*Exercise requirements*
Determine how many lines of the listing below hold the string "subtitle", then state that number alone.

*Dataset extract*
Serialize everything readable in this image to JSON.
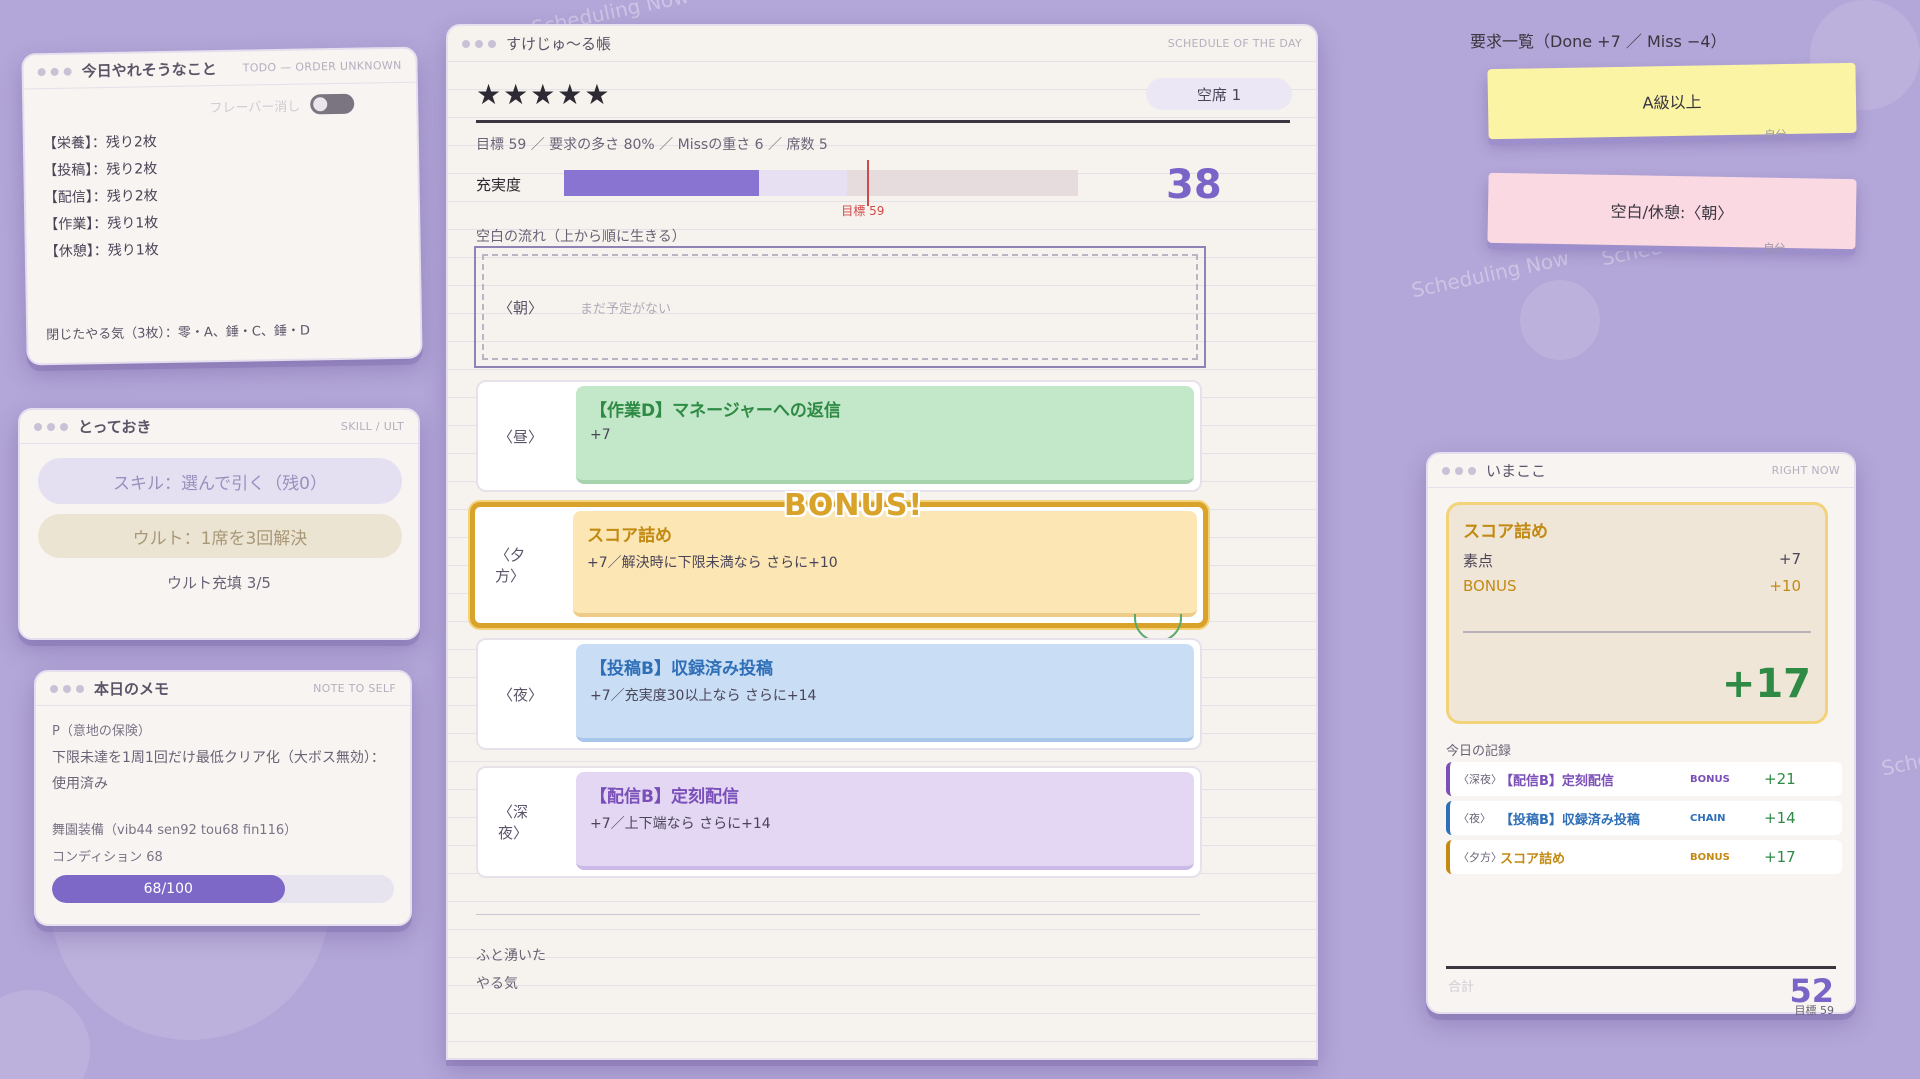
{
  "background": {
    "watermark": [
      "Scheduling Now",
      "Scheduling Now",
      "Scheduling Now",
      "Scheduling Now"
    ]
  },
  "todo": {
    "title": "今日やれそうなこと",
    "subtitle": "TODO — ORDER UNKNOWN",
    "toggle_label": "フレーバー消し",
    "items": [
      "【栄養】：残り2枚",
      "【投稿】：残り2枚",
      "【配信】：残り2枚",
      "【作業】：残り1枚",
      "【休憩】：残り1枚"
    ],
    "footer": "閉じたやる気（3枚）：零・A、錘・C、錘・D"
  },
  "skill": {
    "title": "とっておき",
    "subtitle": "SKILL / ULT",
    "skill_button": "スキル：選んで引く（残0）",
    "ult_button": "ウルト：1席を3回解決",
    "ult_charge": "ウルト充填 3/5"
  },
  "memo": {
    "title": "本日のメモ",
    "subtitle": "NOTE TO SELF",
    "line1": "P（意地の保険）",
    "line2": "下限未達を1周1回だけ最低クリア化（大ボス無効）：使用済み",
    "stage": "舞園装備（vib44 sen92 tou68 fin116）",
    "condition_label": "コンディション 68",
    "condition_value": 68,
    "condition_text": "68/100"
  },
  "main": {
    "title": "すけじゅ〜る帳",
    "subtitle": "SCHEDULE OF THE DAY",
    "stars": "★★★★★",
    "seats": "空席 1",
    "meta": "目標 59 ／ 要求の多さ 80% ／ Missの重さ 6 ／ 席数 5",
    "fill_label": "充実度",
    "fill_value": 38,
    "fill_preview": 55,
    "goal": 59,
    "goal_label": "目標 59",
    "score": "38",
    "flow_label": "空白の流れ（上から順に生きる）",
    "empty_slot_time": "〈朝〉",
    "empty_slot_text": "まだ予定がない",
    "slots": [
      {
        "time": "〈昼〉",
        "title": "【作業D】マネージャーへの返信",
        "desc": "+7"
      },
      {
        "time": "〈夕方〉",
        "title": "スコア詰め",
        "desc": "+7／解決時に下限未満なら さらに+10"
      },
      {
        "time": "〈夜〉",
        "title": "【投稿B】収録済み投稿",
        "desc": "+7／充実度30以上なら さらに+14"
      },
      {
        "time": "〈深夜〉",
        "title": "【配信B】定刻配信",
        "desc": "+7／上下端なら さらに+14"
      }
    ],
    "bonus_banner": "BONUS!",
    "whim_line1": "ふと湧いた",
    "whim_line2": "やる気"
  },
  "requests": {
    "title": "要求一覧（Done +7 ／ Miss −4）",
    "items": [
      {
        "label": "A級以上",
        "time": "—— 自分"
      },
      {
        "label": "空白/休憩:〈朝〉",
        "time": "—— 自分"
      }
    ]
  },
  "now": {
    "title": "いまここ",
    "subtitle": "RIGHT NOW",
    "card_name": "スコア詰め",
    "base_label": "素点",
    "base_value": "+7",
    "bonus_label": "BONUS",
    "bonus_value": "+10",
    "total": "+17",
    "log_label": "今日の記録",
    "log": [
      {
        "time": "〈深夜〉",
        "name": "【配信B】定刻配信",
        "tag": "BONUS",
        "value": "+21",
        "color": "#7a4fb8"
      },
      {
        "time": "〈夜〉",
        "name": "【投稿B】収録済み投稿",
        "tag": "CHAIN",
        "value": "+14",
        "color": "#2f6fb8"
      },
      {
        "time": "〈夕方〉",
        "name": "スコア詰め",
        "tag": "BONUS",
        "value": "+17",
        "color": "#c28a12"
      }
    ],
    "sum_label": "合計",
    "sum": "52",
    "goal": "目標 59"
  }
}
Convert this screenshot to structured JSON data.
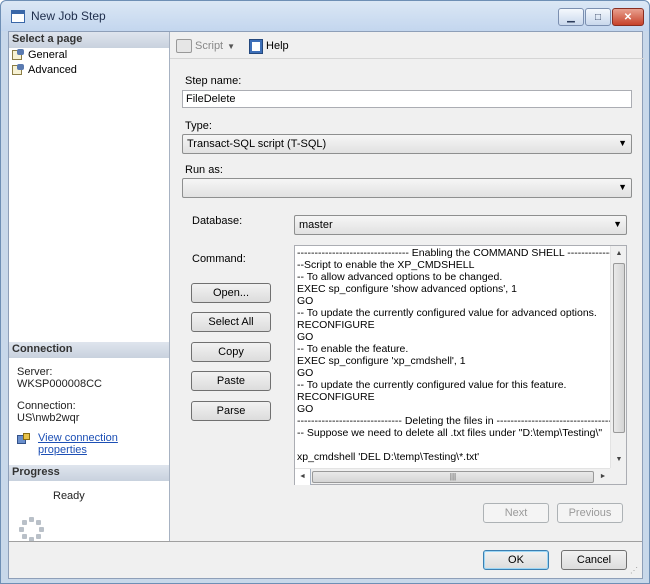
{
  "window": {
    "title": "New Job Step"
  },
  "left": {
    "select_page_header": "Select a page",
    "pages": [
      {
        "label": "General",
        "icon": "page-properties-icon"
      },
      {
        "label": "Advanced",
        "icon": "page-properties-icon"
      }
    ],
    "connection_header": "Connection",
    "server_label": "Server:",
    "server_value": "WKSP000008CC",
    "connection_label": "Connection:",
    "connection_value": "US\\nwb2wqr",
    "view_connection_link": "View connection properties",
    "progress_header": "Progress",
    "progress_status": "Ready"
  },
  "toolbar": {
    "script_label": "Script",
    "help_label": "Help"
  },
  "form": {
    "step_name_label": "Step name:",
    "step_name_value": "FileDelete",
    "type_label": "Type:",
    "type_value": "Transact-SQL script (T-SQL)",
    "run_as_label": "Run as:",
    "run_as_value": "",
    "database_label": "Database:",
    "database_value": "master",
    "command_label": "Command:",
    "command_lines": [
      "-------------------------------- Enabling the COMMAND SHELL ---------------------------",
      "--Script to enable the XP_CMDSHELL",
      "-- To allow advanced options to be changed.",
      "EXEC sp_configure 'show advanced options', 1",
      "GO",
      "-- To update the currently configured value for advanced options.",
      "RECONFIGURE",
      "GO",
      "-- To enable the feature.",
      "EXEC sp_configure 'xp_cmdshell', 1",
      "GO",
      "-- To update the currently configured value for this feature.",
      "RECONFIGURE",
      "GO",
      "------------------------------ Deleting the files in ----------------------------------",
      "-- Suppose we need to delete all .txt files under \"D:\\temp\\Testing\\\"",
      "",
      "xp_cmdshell 'DEL D:\\temp\\Testing\\*.txt'"
    ]
  },
  "buttons": {
    "open": "Open...",
    "select_all": "Select All",
    "copy": "Copy",
    "paste": "Paste",
    "parse": "Parse",
    "next": "Next",
    "previous": "Previous",
    "ok": "OK",
    "cancel": "Cancel"
  }
}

*Exercise result*
5